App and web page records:
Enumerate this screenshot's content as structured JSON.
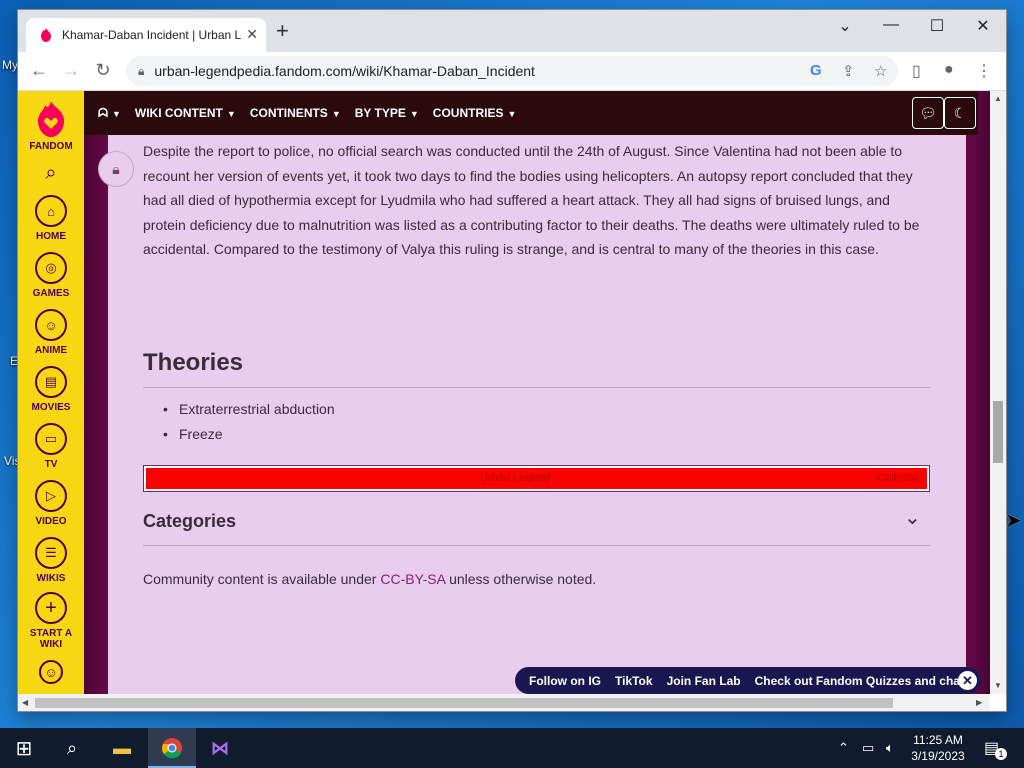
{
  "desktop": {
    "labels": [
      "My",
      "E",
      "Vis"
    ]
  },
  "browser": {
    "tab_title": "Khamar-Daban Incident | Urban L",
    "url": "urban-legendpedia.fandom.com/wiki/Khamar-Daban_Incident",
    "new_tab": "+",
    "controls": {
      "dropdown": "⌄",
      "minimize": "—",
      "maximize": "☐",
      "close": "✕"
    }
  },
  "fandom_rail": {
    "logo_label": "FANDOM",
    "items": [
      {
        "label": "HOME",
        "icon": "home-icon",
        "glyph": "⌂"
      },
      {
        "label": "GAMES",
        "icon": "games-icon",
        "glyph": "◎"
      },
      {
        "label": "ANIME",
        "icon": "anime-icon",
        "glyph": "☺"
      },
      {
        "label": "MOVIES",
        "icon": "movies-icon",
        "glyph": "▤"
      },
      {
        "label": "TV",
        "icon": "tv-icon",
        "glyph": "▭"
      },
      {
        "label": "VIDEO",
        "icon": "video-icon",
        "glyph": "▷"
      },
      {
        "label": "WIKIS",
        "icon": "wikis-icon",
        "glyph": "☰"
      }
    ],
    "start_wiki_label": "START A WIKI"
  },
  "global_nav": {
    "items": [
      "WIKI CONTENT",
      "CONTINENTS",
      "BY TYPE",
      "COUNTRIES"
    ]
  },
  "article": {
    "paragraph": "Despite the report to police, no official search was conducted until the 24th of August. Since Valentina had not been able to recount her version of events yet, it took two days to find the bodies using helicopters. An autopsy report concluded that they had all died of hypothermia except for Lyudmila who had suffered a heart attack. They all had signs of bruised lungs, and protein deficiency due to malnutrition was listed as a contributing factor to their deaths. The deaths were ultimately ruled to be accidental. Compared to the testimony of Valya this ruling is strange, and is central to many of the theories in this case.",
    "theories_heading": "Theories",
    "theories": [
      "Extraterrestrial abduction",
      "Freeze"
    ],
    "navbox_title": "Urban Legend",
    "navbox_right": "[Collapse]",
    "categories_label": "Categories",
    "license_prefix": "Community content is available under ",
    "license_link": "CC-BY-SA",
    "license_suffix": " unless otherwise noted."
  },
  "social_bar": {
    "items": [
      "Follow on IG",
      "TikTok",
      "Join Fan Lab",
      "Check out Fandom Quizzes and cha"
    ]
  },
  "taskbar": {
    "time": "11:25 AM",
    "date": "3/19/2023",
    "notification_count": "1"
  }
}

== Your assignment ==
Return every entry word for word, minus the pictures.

== Exercise answer ==
Enumerate this screenshot's content as structured JSON.
{
  "desktop": {
    "labels": [
      "My",
      "E",
      "Vis"
    ]
  },
  "browser": {
    "tab_title": "Khamar-Daban Incident | Urban L",
    "url": "urban-legendpedia.fandom.com/wiki/Khamar-Daban_Incident",
    "new_tab": "+",
    "controls": {
      "dropdown": "⌄",
      "minimize": "—",
      "maximize": "☐",
      "close": "✕"
    }
  },
  "fandom_rail": {
    "logo_label": "FANDOM",
    "items": [
      {
        "label": "HOME",
        "icon": "home-icon",
        "glyph": "⌂"
      },
      {
        "label": "GAMES",
        "icon": "games-icon",
        "glyph": "◎"
      },
      {
        "label": "ANIME",
        "icon": "anime-icon",
        "glyph": "☺"
      },
      {
        "label": "MOVIES",
        "icon": "movies-icon",
        "glyph": "▤"
      },
      {
        "label": "TV",
        "icon": "tv-icon",
        "glyph": "▭"
      },
      {
        "label": "VIDEO",
        "icon": "video-icon",
        "glyph": "▷"
      },
      {
        "label": "WIKIS",
        "icon": "wikis-icon",
        "glyph": "☰"
      }
    ],
    "start_wiki_label": "START A WIKI"
  },
  "global_nav": {
    "items": [
      "WIKI CONTENT",
      "CONTINENTS",
      "BY TYPE",
      "COUNTRIES"
    ]
  },
  "article": {
    "paragraph": "Despite the report to police, no official search was conducted until the 24th of August. Since Valentina had not been able to recount her version of events yet, it took two days to find the bodies using helicopters. An autopsy report concluded that they had all died of hypothermia except for Lyudmila who had suffered a heart attack. They all had signs of bruised lungs, and protein deficiency due to malnutrition was listed as a contributing factor to their deaths. The deaths were ultimately ruled to be accidental. Compared to the testimony of Valya this ruling is strange, and is central to many of the theories in this case.",
    "theories_heading": "Theories",
    "theories": [
      "Extraterrestrial abduction",
      "Freeze"
    ],
    "navbox_title": "Urban Legend",
    "navbox_right": "[Collapse]",
    "categories_label": "Categories",
    "license_prefix": "Community content is available under ",
    "license_link": "CC-BY-SA",
    "license_suffix": " unless otherwise noted."
  },
  "social_bar": {
    "items": [
      "Follow on IG",
      "TikTok",
      "Join Fan Lab",
      "Check out Fandom Quizzes and cha"
    ]
  },
  "taskbar": {
    "time": "11:25 AM",
    "date": "3/19/2023",
    "notification_count": "1"
  }
}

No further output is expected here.